Windows Printing Via Python

NEW!!! Don't want to roll your own? If you are using Windows 2K/XP/2003, you can just install and use my module. Get it here: MSWinPrint page.

Revised October 5, 2006

Note: The following instructions are supplied without warranty. If you use them, you are accepting responsiblity for anything that might go wrong. Also note that the instructions below have been tested on Python 2.4 on Windows XP only (using pywin32 build 205 and later).

So you want to produce some output? On the surface it sounds pretty simple:

# create a dc (Device Context) object (actually a PyCDC)
dc = win32ui.CreateDC()

# convert the dc into a "printer dc"

# leave out the printername to get the default printer automatically

# you need to set the map mode mainly so you know how
# to scale your output.  I do everything in points, so setting 
# the map mode as "twips" works for me.
dc.SetMapMode(win32con.MM_TWIPS) # 1440 per inch

# here's that scaling I mentioned:
scale_factor = 20 # i.e. 20 twips to the point

# start the document.  the description variable is a string
# which will appear in the print queue to identify the job.

# to draw anything (other than text) you need a pen.
# the variables are pen style, pen width and pen color.
pen = win32ui.CreatePen(0, int(scale_factor), 0L)

# SelectObject is used to apply a pen or font object to a dc.

# how about a font?  Lucida Console 10 point.
# I'm unsure how to tell if this failed.
font = win32ui.CreateFont({
    "name": "Lucida Console",
    "height": int(scale_factor * 10),
    "weight": 400,

# again with the SelectObject call.

# okay, now let's print something.
# TextOut takes x, y, and text values.
# the map mode determines whether y increases in an
# upward or downward direction; in MM_TWIPS mode, it
# advances up, so negative numbers are required to 
# go down the page.  If anyone knows why this is a
# "good idea" please email me; as far as I'm concerned
# it's garbage.
dc.TextOut(scale_factor * 72,
    -1 * scale_factor * 72,

# for completeness, I'll draw a line.
# from x = 1", y = 1"
dc.MoveTo((scale_factor * 72, scale_factor * -72))
# to x = 6", y = 3"
dc.LineTo((scale_factor * 6 * 72, scale_factor * 3 * -72))

# must not forget to tell Windows we're done.

So far, so good.
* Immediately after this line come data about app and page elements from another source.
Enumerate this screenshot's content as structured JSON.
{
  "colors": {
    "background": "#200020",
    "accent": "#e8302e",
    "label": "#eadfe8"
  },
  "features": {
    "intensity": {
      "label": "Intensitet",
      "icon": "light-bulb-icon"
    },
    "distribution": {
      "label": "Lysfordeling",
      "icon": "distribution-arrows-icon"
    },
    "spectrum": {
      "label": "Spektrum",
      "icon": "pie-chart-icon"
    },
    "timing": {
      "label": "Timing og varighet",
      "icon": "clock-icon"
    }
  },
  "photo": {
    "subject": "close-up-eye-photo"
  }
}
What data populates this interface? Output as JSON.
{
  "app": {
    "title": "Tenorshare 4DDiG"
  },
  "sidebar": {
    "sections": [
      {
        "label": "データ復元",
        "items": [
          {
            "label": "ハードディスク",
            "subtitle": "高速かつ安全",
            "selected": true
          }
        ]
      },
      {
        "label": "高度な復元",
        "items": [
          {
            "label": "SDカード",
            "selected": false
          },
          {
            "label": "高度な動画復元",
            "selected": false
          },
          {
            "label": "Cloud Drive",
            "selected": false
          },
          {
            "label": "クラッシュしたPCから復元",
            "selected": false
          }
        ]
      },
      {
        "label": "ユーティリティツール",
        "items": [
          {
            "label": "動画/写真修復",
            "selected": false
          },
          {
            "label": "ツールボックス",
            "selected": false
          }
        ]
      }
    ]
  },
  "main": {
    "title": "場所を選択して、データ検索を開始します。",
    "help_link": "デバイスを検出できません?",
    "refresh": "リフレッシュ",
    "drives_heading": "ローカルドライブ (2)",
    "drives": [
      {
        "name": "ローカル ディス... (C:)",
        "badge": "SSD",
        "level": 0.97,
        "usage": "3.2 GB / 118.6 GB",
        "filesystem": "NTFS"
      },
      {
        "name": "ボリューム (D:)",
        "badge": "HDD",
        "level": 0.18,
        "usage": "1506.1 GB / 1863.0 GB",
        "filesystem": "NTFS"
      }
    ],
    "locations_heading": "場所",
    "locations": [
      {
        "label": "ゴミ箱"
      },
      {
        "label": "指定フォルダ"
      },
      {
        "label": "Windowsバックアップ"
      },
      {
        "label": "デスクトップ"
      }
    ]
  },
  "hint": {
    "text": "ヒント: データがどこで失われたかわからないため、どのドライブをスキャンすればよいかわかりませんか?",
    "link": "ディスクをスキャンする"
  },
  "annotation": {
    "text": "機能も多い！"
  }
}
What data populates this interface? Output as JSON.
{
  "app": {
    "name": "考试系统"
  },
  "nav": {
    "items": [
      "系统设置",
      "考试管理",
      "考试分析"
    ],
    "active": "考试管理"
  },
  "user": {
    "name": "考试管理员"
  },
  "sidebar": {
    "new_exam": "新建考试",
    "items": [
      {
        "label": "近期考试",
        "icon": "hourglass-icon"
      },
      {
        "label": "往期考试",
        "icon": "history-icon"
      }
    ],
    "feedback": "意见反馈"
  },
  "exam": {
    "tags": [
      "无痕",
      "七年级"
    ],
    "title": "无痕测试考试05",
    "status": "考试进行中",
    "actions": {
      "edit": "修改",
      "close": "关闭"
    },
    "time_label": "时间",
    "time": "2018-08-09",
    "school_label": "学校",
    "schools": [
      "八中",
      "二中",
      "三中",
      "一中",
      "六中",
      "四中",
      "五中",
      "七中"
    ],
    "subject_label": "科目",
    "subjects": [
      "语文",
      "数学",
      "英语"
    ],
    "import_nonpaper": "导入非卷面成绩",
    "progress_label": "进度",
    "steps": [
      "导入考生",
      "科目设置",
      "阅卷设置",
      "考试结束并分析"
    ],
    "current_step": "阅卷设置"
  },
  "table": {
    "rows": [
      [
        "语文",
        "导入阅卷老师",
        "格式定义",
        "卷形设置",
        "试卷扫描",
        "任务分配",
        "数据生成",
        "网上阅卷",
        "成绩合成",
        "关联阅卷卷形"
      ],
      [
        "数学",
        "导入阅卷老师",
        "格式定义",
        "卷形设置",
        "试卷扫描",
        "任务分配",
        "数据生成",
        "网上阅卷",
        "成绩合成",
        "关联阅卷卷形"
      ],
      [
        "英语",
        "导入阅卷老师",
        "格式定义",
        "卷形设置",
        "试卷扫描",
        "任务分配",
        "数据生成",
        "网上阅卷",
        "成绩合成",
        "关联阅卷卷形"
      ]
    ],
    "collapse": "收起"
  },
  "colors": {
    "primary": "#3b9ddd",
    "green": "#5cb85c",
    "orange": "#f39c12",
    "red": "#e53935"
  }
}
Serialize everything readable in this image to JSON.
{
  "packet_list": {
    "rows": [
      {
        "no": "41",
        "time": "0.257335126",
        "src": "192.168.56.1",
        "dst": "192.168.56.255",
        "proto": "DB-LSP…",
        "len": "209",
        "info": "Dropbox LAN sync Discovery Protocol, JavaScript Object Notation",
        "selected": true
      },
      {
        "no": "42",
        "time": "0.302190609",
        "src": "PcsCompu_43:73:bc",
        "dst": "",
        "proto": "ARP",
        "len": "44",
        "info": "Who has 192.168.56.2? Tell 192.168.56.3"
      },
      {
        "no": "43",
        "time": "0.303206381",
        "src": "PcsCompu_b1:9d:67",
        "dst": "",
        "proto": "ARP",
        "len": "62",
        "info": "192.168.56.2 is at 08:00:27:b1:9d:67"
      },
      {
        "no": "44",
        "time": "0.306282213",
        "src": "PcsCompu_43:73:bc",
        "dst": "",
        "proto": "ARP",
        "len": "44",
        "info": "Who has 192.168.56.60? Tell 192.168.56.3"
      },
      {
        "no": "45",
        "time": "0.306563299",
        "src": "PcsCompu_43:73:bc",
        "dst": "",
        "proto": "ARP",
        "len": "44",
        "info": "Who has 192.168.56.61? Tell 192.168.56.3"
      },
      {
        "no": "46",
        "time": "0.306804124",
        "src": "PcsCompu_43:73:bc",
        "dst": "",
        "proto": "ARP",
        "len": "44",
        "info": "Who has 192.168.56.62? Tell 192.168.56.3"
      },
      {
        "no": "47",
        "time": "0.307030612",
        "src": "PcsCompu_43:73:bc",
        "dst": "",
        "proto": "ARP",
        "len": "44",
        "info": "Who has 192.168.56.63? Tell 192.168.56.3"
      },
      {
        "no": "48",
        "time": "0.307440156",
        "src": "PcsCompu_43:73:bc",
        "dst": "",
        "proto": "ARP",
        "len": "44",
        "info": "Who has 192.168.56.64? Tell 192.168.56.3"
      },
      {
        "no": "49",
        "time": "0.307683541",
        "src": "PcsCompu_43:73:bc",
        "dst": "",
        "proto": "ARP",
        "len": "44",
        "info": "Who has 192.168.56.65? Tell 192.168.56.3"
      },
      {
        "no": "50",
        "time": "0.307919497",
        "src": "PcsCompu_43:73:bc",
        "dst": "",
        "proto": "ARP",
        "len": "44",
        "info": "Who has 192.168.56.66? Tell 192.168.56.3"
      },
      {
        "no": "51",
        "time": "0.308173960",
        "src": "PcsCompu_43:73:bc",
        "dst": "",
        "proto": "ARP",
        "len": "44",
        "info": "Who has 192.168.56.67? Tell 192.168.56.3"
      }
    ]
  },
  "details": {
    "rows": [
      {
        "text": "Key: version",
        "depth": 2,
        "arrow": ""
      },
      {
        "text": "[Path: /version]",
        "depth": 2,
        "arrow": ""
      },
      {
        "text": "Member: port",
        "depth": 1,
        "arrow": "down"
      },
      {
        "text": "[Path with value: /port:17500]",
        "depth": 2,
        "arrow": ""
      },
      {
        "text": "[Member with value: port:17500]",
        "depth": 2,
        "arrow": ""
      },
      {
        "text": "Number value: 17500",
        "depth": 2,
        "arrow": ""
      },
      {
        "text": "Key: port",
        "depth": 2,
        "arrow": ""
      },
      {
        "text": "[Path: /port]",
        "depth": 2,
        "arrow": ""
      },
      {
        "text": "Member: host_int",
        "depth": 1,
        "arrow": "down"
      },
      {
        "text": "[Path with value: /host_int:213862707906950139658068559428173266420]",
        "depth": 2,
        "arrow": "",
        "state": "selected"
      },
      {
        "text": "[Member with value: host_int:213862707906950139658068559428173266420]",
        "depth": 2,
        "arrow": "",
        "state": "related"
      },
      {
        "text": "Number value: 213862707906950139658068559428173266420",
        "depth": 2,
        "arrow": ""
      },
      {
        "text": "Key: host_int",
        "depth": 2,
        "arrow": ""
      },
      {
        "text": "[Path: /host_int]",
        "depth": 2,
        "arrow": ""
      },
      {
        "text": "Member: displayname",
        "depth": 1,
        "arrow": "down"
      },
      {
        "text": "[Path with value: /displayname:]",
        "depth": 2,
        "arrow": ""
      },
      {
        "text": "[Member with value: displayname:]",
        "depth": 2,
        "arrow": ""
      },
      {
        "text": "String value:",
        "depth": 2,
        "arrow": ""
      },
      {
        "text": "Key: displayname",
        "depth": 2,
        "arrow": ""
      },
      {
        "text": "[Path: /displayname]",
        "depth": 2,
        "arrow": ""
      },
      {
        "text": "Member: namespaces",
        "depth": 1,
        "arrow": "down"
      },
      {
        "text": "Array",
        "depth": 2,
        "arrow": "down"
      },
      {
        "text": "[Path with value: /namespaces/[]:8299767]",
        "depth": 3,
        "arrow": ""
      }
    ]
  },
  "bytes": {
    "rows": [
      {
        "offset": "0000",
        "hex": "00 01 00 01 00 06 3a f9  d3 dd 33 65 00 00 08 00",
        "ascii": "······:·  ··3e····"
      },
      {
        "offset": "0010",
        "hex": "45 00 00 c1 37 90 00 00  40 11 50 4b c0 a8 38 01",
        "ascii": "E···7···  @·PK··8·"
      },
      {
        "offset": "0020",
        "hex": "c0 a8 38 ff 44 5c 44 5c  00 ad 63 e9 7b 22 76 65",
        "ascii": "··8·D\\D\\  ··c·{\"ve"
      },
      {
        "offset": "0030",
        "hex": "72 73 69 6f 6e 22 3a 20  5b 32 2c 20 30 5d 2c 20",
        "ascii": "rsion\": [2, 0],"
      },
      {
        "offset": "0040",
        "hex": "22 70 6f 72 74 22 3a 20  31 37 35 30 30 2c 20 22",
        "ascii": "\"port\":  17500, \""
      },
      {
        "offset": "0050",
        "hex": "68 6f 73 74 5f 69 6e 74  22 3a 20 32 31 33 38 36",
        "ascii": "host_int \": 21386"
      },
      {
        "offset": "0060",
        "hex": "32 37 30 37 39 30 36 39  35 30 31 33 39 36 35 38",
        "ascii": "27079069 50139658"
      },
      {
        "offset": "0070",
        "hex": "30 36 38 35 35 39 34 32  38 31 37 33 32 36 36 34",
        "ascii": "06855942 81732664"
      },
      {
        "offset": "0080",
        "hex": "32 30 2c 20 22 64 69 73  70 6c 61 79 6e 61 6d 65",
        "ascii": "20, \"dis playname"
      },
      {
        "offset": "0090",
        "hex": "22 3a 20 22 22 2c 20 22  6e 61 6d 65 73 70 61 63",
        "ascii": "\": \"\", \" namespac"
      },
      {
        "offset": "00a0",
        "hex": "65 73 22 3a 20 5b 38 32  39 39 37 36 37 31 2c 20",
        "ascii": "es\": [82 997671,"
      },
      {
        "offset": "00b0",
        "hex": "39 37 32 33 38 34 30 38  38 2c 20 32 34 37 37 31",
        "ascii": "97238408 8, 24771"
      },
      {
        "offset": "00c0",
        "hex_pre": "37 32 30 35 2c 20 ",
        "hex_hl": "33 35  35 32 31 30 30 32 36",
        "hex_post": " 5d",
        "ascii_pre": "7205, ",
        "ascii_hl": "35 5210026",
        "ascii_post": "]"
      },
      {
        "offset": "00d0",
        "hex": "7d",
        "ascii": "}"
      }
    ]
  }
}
Doing it this way gives you decent output, but you can't change the paper size or orientation (or a bunch of other things).

It turns out that both win32ui and win32gui have a CreateDC function, but they are NOT equivalent. win32ui.CreateDC gives you a PyCDC object (wrapping an hDC and various methods for manipulating it), but win32gui.CreateDC gives you an integer hDC value. BUT... win32ui.CreateDC doesn't allow you full access to configure the hDC (or if it does, I couldn't figure out how to use it). So you can't make those changes you'd like to make if you get the DC the way I did above.

SO... here's another version. This is just the beginning of the text above; the whole procedure involves opening the printer, configuring it, getting an integer hDC for the configured printer, and making a PyCDC out of it:

# if you just want to use the default printer, you need
# to retrieve its name.
printer = win32print.GetDefaultPrinter()

# open the printer.
hprinter = win32print.OpenPrinter(printer)

# retrieve default settings.  this code does not work on
# win95/98, as GetPrinter does not accept two 
devmode = win32print.GetPrinter(hprinter, 2)["pDevMode"]

# change paper size and orientation
# constants are available here:
#      url=/library/en-us/intl/nls_Paper_Sizes.asp
# number 10 envelope is 20
devmode.PaperSize = 20
# 1 = portrait, 2 = landscape
devmode.Orientation = 2

# create dc using new settings.
# first get the integer hDC value.  note that we need the name.
hdc = win32gui.CreateDC("WINSPOOL", printer, devmode)
# next create a PyCDC from the hDC.
dc = win32ui.CreateDCFromHandle(hdc)

# now you can set the map mode, etc. and actually print.

Hopefully this helps someone else. If this page has been of any use to you at all, please drop me an email: